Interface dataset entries
- - -

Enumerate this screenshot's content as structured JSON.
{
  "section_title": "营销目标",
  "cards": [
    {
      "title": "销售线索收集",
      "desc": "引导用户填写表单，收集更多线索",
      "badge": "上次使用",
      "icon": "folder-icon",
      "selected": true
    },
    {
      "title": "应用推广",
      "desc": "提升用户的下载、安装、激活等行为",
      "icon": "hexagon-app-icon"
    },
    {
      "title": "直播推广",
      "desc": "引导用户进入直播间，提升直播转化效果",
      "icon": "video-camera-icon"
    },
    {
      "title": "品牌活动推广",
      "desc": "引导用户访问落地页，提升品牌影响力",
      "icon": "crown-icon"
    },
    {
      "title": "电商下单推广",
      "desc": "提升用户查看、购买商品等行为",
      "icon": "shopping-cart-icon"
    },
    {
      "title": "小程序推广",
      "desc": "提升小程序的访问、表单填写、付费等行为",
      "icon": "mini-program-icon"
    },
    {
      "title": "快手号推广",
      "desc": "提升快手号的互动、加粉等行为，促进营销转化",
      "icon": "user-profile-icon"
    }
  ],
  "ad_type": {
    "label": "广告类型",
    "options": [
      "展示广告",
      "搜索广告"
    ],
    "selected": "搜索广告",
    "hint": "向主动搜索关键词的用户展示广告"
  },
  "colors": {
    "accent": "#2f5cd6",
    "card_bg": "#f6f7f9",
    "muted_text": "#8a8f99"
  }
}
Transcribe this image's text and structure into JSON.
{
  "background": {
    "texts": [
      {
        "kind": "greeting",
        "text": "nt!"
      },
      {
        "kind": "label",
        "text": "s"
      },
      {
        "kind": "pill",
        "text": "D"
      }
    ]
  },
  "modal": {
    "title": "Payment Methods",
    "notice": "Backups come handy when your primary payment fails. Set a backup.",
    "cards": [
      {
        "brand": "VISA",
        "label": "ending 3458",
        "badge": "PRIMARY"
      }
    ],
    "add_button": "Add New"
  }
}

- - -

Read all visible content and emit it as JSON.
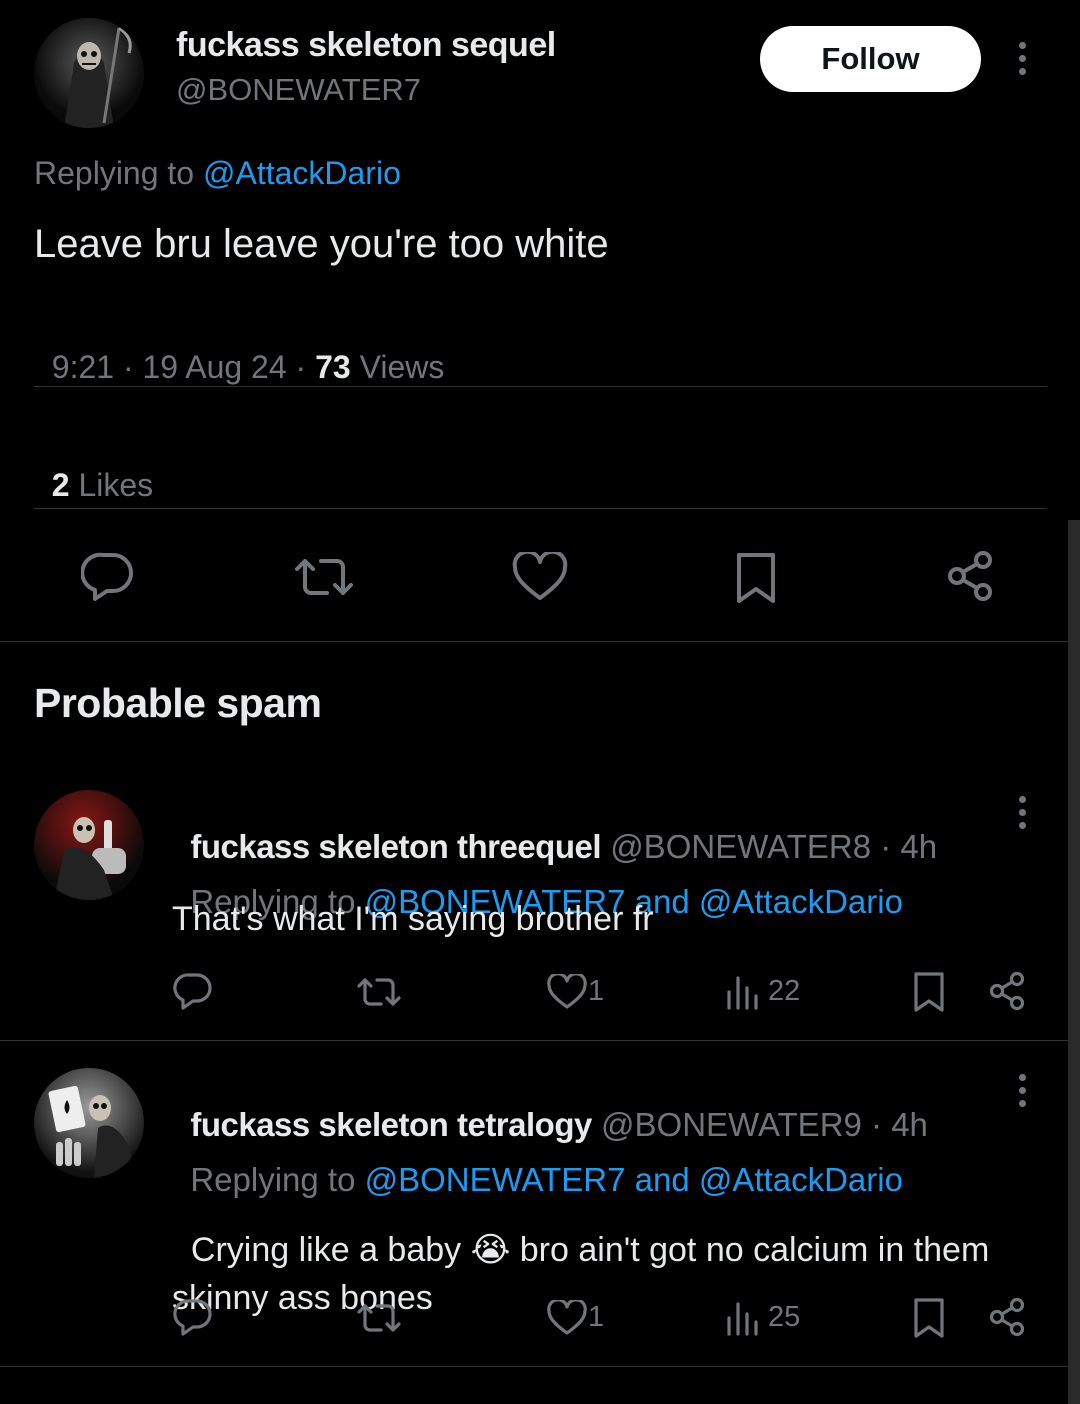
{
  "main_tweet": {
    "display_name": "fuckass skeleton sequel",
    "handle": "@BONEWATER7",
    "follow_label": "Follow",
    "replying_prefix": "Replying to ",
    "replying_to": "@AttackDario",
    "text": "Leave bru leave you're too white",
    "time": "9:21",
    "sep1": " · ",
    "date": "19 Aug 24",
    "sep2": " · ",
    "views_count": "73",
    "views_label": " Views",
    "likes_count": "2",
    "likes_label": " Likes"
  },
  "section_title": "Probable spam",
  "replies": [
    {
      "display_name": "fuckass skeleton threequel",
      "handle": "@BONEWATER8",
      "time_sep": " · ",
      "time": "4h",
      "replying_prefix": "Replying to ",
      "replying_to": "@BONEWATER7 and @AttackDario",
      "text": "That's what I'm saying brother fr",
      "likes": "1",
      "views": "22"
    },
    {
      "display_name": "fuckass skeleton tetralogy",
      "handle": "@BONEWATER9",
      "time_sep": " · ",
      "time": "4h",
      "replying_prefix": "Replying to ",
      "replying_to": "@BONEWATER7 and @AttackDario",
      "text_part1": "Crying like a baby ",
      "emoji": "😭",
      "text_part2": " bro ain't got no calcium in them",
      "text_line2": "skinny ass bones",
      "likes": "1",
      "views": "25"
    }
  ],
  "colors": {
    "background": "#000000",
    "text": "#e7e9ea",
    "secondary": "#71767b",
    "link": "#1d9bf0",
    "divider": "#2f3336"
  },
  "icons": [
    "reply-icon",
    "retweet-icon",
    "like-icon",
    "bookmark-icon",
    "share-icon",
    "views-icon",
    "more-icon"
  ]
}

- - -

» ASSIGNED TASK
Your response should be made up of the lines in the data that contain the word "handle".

» YOUR RESPONSE
    "handle": "@BONEWATER7",
      "handle": "@BONEWATER8",
      "handle": "@BONEWATER9",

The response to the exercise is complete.